You will also see the Cathedral of Santa Maria, a magnificent coral-studded limestone paragon of renaissance architecture, the first church in the New World, which too became the base for the Catholic Church’s brutal campaign of proselytization throughout the Americas. I went to see also the famous San Francisco monastery, which sadly, thanks to cyclones and human neglect, was now entirely in ruins.
I left the country at the end of the week mesmerized by its charm and hospitality, its cafés and restaurants, its streets and shops. I didn’t expect to see them again.
In a popular film, Auric Goldfinger tells James Bond that once is happenstance, twice is coincidence, but the third time it is enemy action. For me, the third time was action of a very different kind.
My daughter, Monica, surprised me by saying she planned to get married.
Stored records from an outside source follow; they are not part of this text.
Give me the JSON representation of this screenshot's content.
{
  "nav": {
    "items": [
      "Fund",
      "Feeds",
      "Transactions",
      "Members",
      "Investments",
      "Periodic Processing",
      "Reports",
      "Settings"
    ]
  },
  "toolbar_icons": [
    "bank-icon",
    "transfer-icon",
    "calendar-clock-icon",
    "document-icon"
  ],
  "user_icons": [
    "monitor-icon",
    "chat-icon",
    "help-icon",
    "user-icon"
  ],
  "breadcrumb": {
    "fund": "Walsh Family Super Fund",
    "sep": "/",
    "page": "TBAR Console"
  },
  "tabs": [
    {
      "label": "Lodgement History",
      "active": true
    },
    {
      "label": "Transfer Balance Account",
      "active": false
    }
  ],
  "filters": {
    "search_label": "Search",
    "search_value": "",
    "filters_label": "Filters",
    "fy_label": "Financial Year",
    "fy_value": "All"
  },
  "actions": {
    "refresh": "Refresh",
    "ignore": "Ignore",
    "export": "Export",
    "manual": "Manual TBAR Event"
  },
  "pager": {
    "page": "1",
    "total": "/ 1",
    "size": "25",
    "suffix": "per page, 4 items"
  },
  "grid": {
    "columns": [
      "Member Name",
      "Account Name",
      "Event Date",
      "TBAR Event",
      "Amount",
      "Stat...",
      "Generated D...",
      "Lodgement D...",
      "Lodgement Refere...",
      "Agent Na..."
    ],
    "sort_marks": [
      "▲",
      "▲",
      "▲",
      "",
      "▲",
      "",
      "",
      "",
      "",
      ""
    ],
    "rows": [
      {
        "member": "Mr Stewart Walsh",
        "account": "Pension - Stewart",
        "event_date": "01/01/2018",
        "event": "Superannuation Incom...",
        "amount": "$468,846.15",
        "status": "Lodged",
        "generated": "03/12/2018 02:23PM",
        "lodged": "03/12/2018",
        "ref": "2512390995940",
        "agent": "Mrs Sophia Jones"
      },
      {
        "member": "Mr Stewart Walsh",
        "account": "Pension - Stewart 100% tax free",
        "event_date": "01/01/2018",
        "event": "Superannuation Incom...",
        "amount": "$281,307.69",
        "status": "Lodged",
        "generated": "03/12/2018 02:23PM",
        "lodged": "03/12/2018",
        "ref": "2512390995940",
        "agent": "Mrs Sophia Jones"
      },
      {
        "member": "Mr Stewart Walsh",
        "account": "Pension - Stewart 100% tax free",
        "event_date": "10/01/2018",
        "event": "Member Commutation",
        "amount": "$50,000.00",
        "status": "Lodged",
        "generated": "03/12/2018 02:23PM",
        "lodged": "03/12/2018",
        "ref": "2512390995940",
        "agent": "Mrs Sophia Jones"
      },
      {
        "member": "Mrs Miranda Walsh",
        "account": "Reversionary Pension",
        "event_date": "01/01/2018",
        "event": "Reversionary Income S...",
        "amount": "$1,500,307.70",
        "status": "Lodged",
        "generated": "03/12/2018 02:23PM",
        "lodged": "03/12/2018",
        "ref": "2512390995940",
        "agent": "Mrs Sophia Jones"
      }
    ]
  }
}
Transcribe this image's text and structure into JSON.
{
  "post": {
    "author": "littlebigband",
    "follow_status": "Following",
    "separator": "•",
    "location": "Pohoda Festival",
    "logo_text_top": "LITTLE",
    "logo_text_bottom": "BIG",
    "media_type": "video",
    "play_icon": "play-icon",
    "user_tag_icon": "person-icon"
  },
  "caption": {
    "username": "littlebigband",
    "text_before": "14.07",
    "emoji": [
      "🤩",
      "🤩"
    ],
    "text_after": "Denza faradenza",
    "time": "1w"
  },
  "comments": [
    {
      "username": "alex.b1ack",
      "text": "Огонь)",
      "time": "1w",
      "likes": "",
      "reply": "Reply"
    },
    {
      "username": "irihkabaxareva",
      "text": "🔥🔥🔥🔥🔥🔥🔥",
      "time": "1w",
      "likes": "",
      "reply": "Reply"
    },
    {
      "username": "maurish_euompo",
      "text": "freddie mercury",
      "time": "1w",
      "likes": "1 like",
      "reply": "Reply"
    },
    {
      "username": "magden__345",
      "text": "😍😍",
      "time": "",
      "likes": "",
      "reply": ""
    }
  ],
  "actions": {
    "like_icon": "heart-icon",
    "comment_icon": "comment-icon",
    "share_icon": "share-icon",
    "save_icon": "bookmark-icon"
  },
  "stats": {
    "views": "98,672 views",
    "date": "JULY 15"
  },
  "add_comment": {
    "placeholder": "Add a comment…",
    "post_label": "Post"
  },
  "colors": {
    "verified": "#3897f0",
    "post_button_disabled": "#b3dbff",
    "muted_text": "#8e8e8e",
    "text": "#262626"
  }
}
Then she surprised me more by adding she wanted to do so in that far-off country, which she had visited with me and retained a cheery impression of. So, here I was, packing again to visit, after many years, a land whose memory had begun to fade.
There I stood, next to a beach glistening in the late-afternoon light, in a canopy swiftly erected next to an elegant hotel outhouse, close to my daughter in her white wedding regalia, shaking hands, muttering politesse, thanking guests, mumbling toasts, smiling all the time for the many cameras, but feeling the surge of an intense feeling for which smiles were hardly the right expression. Across the water the golden sun was slowly setting, and a band appropriately struck the tune of a Broadway song, Sunrise Sunset, “Is this the little girl I carried?” I glanced at the luminous face of my beautiful little girl. I was happy and I could have cried.